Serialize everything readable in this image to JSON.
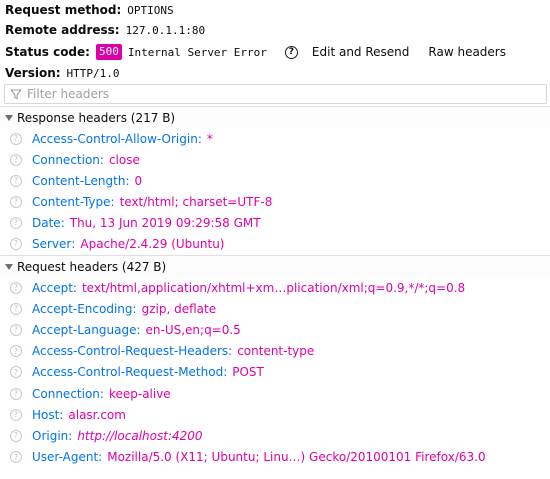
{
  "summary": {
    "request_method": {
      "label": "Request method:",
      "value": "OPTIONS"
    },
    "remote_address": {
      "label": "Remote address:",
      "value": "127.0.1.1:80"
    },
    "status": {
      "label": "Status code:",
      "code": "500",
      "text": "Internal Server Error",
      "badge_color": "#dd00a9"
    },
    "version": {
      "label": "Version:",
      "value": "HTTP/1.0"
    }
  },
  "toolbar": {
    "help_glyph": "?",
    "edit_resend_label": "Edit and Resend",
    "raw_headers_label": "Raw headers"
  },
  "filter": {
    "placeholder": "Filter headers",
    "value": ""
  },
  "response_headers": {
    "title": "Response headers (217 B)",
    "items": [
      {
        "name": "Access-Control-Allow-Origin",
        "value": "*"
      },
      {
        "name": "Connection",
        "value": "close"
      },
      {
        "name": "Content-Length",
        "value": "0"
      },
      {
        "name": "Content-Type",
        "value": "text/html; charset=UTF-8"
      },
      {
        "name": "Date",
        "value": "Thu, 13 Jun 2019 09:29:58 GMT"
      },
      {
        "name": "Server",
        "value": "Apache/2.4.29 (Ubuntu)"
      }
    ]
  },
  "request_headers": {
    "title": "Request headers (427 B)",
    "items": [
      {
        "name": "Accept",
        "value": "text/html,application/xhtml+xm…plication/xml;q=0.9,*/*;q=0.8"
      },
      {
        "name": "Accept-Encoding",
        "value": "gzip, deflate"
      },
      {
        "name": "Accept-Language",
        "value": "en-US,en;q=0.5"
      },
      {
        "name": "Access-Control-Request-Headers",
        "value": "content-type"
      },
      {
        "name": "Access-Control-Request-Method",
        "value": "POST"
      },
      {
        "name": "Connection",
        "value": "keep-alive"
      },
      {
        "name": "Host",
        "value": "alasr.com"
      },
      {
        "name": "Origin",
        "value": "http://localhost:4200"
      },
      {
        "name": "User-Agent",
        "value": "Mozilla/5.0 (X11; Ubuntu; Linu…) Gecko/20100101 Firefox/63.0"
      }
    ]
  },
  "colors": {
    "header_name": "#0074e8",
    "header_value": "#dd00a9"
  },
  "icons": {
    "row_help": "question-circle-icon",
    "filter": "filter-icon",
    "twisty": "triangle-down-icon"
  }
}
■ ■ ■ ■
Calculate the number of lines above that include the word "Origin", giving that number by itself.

2